_WORK INSTRUCTION_: Send back the records in full, character for character.

[Start of section]

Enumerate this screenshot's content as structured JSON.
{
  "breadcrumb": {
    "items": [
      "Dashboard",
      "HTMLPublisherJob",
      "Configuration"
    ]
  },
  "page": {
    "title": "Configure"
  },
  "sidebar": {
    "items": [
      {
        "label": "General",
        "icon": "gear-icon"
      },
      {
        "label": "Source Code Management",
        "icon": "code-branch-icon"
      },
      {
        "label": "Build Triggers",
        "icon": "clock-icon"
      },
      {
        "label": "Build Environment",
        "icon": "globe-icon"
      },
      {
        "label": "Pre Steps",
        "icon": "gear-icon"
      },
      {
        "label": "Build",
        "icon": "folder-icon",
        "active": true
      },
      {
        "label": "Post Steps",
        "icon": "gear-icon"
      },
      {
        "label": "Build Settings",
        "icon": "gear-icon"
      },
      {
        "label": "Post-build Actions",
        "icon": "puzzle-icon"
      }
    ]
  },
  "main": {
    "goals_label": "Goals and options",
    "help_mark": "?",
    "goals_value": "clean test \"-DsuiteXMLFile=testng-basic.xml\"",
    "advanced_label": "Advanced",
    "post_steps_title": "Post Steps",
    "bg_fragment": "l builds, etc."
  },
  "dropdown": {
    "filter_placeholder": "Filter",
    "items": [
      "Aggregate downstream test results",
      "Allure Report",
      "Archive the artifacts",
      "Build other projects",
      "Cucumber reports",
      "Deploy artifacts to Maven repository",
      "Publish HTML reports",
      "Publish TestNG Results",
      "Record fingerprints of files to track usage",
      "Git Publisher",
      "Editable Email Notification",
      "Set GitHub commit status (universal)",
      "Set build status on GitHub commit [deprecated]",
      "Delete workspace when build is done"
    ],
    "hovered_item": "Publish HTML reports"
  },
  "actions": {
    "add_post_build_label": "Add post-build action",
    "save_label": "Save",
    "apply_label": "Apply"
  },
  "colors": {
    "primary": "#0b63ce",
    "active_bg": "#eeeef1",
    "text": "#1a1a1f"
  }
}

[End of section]

_EXERCISE OUTPUT_:
Enumerate this screenshot's content as structured JSON.
{
  "breadcrumb": {
    "items": [
      "Dashboard",
      "HTMLPublisherJob",
      "Configuration"
    ]
  },
  "page": {
    "title": "Configure"
  },
  "sidebar": {
    "items": [
      {
        "label": "General",
        "icon": "gear-icon"
      },
      {
        "label": "Source Code Management",
        "icon": "code-branch-icon"
      },
      {
        "label": "Build Triggers",
        "icon": "clock-icon"
      },
      {
        "label": "Build Environment",
        "icon": "globe-icon"
      },
      {
        "label": "Pre Steps",
        "icon": "gear-icon"
      },
      {
        "label": "Build",
        "icon": "folder-icon",
        "active": true
      },
      {
        "label": "Post Steps",
        "icon": "gear-icon"
      },
      {
        "label": "Build Settings",
        "icon": "gear-icon"
      },
      {
        "label": "Post-build Actions",
        "icon": "puzzle-icon"
      }
    ]
  },
  "main": {
    "goals_label": "Goals and options",
    "help_mark": "?",
    "goals_value": "clean test \"-DsuiteXMLFile=testng-basic.xml\"",
    "advanced_label": "Advanced",
    "post_steps_title": "Post Steps",
    "bg_fragment": "l builds, etc."
  },
  "dropdown": {
    "filter_placeholder": "Filter",
    "items": [
      "Aggregate downstream test results",
      "Allure Report",
      "Archive the artifacts",
      "Build other projects",
      "Cucumber reports",
      "Deploy artifacts to Maven repository",
      "Publish HTML reports",
      "Publish TestNG Results",
      "Record fingerprints of files to track usage",
      "Git Publisher",
      "Editable Email Notification",
      "Set GitHub commit status (universal)",
      "Set build status on GitHub commit [deprecated]",
      "Delete workspace when build is done"
    ],
    "hovered_item": "Publish HTML reports"
  },
  "actions": {
    "add_post_build_label": "Add post-build action",
    "save_label": "Save",
    "apply_label": "Apply"
  },
  "colors": {
    "primary": "#0b63ce",
    "active_bg": "#eeeef1",
    "text": "#1a1a1f"
  }
}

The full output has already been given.